Before you sell your house you should have it appraised to find out its market value. Before you divulge this information to your wholesaler, ask them what their assessment is. Does it fall in the range of your assessment? If it is too low, your wholesaler may be trying to rip you off. If it is too high, they might not have done any appraisal. You can use online evaluation tools like home value report.
9. Will They Meet Your Asking Price?
Settle on an asking price which should be less or equal to MAO then tell it to your wholesaler. Are they willing to meet that price? If not, then the deal is probably not for you. Remember that all wholesale deals should be transacted in cash. Ask about this too.
10. Are They Available for a Meeting?
Although it isn’t necessary to meet your wholesaler, this is a vital question. You should be able to know if you can reach your wholesaler after you strike a deal. The willingness to meet is a show of accountability. If your wholesaler is confident about giving you their physical address, go ahead with the deal.
Buying and selling houses is a hard, long process. Wholesaling is the best way to opt out of a house you no longer want/need.
However, you can increase the chances of your house selling by advertising its best features. If you are selling houses in Phoenix Arizona, for example, try mentioning schools nearby to attract families with kids. A house close to the Scottsdale Unified School District will probably sell fast.
Mention the environment your house is situated in and capture any natural features or sporting facilities and unique amenities too.
Alternatively, you can do some repairs around and on the house before you put up a ‘For Sale’ sign. Mow the lawn, replace missing tiles and fix any broken fixtures. If you are selling the house because you can’t afford repairs, then just a routine clean-up will do.
When you’re done, asses your house and advertise it. Use as many visuals as possible. Home buyers in Orlando Florida prefer to see a house before they buy it. Take various pictures of the house from different angles. Capture the rooms in good lighting and if you can afford it, take a walk through video of the house.
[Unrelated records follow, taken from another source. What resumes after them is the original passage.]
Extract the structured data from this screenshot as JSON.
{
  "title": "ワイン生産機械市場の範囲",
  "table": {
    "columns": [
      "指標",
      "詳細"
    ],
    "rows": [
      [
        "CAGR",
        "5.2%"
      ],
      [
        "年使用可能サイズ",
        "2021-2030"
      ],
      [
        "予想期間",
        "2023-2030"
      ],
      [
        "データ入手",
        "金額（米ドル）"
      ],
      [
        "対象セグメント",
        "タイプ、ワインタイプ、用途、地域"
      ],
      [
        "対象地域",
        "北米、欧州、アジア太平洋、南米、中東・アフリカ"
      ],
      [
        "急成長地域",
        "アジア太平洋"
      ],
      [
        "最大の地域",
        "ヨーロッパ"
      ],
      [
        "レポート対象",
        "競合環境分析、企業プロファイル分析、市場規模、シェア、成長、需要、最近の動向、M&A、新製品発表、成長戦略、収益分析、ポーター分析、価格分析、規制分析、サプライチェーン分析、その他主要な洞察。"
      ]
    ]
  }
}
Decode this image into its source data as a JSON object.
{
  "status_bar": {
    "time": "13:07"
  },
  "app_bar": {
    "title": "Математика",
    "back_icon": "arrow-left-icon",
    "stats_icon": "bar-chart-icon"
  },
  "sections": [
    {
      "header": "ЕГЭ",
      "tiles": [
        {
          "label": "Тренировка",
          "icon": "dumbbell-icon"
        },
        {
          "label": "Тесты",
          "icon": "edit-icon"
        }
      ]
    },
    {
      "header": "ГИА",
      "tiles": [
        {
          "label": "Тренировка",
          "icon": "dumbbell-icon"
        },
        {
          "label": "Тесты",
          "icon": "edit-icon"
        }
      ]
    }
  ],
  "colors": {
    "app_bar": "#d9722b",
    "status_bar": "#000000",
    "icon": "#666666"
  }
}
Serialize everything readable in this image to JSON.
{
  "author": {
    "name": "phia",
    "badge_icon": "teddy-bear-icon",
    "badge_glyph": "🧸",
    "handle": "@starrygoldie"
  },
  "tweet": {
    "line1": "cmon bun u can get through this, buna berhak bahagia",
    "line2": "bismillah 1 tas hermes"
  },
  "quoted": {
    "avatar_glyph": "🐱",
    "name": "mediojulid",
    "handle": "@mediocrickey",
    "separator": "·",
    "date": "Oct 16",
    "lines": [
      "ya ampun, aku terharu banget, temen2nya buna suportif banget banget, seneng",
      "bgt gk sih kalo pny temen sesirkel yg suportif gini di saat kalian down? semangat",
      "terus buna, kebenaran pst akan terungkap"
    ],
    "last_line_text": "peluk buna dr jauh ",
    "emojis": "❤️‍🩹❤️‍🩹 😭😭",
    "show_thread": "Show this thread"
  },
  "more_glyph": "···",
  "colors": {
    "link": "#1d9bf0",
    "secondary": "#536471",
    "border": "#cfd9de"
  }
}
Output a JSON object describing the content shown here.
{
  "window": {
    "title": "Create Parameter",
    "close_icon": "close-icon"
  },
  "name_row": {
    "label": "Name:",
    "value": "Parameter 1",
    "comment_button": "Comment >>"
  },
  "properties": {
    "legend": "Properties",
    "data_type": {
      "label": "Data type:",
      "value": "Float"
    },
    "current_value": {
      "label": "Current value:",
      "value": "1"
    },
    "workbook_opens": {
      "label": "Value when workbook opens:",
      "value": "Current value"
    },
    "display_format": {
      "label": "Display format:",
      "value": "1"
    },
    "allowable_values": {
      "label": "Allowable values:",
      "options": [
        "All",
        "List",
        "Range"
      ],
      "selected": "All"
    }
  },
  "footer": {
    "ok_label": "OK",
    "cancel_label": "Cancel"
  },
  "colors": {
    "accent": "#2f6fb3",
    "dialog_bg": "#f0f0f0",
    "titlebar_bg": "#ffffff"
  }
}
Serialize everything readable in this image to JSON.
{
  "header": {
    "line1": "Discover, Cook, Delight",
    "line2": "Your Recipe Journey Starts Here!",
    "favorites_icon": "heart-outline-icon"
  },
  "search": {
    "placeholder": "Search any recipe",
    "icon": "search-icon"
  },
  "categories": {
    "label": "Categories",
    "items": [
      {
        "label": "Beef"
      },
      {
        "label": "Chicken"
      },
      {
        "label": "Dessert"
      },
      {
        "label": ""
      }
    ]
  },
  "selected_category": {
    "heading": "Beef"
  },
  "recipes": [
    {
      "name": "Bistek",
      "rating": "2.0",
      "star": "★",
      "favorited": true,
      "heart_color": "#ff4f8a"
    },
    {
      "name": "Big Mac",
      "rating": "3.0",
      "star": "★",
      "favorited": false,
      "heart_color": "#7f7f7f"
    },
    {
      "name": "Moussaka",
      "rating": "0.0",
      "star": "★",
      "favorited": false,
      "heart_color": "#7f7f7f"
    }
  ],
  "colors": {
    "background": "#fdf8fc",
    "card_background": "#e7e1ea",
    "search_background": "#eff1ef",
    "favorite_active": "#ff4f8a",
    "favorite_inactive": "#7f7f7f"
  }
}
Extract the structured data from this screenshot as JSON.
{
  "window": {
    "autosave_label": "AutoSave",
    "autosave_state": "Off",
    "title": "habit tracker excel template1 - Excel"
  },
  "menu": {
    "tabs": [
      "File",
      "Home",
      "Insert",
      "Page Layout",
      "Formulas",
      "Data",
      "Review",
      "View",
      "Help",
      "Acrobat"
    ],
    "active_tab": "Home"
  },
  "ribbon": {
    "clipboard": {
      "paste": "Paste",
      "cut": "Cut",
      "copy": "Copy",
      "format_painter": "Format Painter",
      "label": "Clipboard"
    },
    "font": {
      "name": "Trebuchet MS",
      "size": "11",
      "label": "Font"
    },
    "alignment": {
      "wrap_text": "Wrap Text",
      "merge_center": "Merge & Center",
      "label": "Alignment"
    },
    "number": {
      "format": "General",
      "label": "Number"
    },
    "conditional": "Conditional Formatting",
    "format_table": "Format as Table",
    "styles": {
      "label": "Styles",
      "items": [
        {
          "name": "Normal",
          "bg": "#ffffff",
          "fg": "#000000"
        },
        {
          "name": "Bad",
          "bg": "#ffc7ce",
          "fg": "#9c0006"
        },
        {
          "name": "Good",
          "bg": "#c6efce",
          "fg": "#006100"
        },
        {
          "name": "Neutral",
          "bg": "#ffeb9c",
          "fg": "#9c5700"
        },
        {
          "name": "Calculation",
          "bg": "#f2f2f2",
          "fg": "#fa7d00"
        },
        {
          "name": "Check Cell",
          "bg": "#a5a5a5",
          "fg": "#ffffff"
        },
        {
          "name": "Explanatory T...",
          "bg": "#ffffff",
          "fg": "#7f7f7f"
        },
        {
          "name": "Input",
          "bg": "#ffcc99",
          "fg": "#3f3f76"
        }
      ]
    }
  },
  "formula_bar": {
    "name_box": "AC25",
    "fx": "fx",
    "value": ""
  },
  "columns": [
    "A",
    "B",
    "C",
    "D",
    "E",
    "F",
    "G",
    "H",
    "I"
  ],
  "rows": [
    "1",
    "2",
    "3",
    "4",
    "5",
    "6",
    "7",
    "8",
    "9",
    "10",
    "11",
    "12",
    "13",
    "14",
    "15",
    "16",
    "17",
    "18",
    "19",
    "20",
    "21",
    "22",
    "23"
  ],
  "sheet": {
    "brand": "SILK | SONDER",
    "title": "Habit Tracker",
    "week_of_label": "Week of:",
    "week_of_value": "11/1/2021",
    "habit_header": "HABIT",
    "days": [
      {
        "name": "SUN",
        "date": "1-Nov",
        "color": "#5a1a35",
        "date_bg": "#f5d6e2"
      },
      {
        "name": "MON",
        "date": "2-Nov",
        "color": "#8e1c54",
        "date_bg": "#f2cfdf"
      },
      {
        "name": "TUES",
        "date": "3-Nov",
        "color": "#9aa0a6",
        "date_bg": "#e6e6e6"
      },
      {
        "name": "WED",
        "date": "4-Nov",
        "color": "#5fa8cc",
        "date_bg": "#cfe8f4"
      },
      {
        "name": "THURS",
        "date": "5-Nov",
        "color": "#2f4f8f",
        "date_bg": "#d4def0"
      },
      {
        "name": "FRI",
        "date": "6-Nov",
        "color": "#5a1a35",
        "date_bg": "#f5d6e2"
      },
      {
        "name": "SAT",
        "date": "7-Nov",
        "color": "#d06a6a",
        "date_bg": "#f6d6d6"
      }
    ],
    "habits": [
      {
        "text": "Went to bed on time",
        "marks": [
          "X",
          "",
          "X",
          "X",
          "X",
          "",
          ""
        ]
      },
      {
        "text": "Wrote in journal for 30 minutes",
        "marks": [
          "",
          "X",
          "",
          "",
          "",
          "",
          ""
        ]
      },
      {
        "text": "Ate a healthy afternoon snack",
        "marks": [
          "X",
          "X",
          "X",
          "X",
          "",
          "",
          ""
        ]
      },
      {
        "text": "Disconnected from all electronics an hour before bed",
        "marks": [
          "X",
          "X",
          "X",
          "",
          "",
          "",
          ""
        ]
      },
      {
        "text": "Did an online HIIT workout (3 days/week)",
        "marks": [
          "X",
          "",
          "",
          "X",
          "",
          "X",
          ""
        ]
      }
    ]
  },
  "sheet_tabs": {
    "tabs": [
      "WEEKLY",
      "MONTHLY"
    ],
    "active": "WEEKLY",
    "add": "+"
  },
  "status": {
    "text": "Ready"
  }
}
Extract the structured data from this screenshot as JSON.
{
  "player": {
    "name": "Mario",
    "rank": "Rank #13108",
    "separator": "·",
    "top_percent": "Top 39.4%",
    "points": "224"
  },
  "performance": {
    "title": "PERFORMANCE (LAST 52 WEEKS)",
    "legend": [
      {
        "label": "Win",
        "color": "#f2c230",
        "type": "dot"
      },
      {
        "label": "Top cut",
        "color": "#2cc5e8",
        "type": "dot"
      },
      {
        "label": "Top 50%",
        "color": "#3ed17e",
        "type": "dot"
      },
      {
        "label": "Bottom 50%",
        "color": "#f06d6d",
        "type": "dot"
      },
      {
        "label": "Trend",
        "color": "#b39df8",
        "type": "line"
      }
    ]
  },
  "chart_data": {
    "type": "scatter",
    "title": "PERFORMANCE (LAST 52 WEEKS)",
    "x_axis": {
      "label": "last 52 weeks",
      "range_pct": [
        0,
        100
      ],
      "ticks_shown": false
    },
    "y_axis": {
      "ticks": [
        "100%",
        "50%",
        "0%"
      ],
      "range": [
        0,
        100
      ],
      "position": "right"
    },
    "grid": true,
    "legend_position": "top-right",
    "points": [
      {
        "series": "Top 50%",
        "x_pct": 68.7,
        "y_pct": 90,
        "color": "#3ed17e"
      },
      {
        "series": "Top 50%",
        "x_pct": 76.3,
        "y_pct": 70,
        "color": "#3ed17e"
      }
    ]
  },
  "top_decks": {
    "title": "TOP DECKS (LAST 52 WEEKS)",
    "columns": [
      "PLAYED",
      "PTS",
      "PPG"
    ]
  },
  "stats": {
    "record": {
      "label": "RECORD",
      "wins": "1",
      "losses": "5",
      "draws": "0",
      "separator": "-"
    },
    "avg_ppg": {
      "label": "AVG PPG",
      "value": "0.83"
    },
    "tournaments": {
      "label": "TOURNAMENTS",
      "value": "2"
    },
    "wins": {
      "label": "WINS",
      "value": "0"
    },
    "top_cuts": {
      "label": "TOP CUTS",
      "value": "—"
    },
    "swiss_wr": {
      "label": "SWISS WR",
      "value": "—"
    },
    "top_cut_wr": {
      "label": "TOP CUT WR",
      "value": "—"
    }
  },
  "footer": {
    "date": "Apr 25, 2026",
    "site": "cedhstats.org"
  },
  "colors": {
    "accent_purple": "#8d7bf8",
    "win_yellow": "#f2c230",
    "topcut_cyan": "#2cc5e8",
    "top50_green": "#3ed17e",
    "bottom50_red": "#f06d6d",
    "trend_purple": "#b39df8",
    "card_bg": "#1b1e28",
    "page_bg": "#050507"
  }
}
Once you do all this, your house is more likely to get a buyer fast. Contact your wholesaler, sit back. Your wholesaler will have your deal closed and your money with you in a few days. We know it’s a pain selling your house, so contact us today at Offer Hut and we can help you!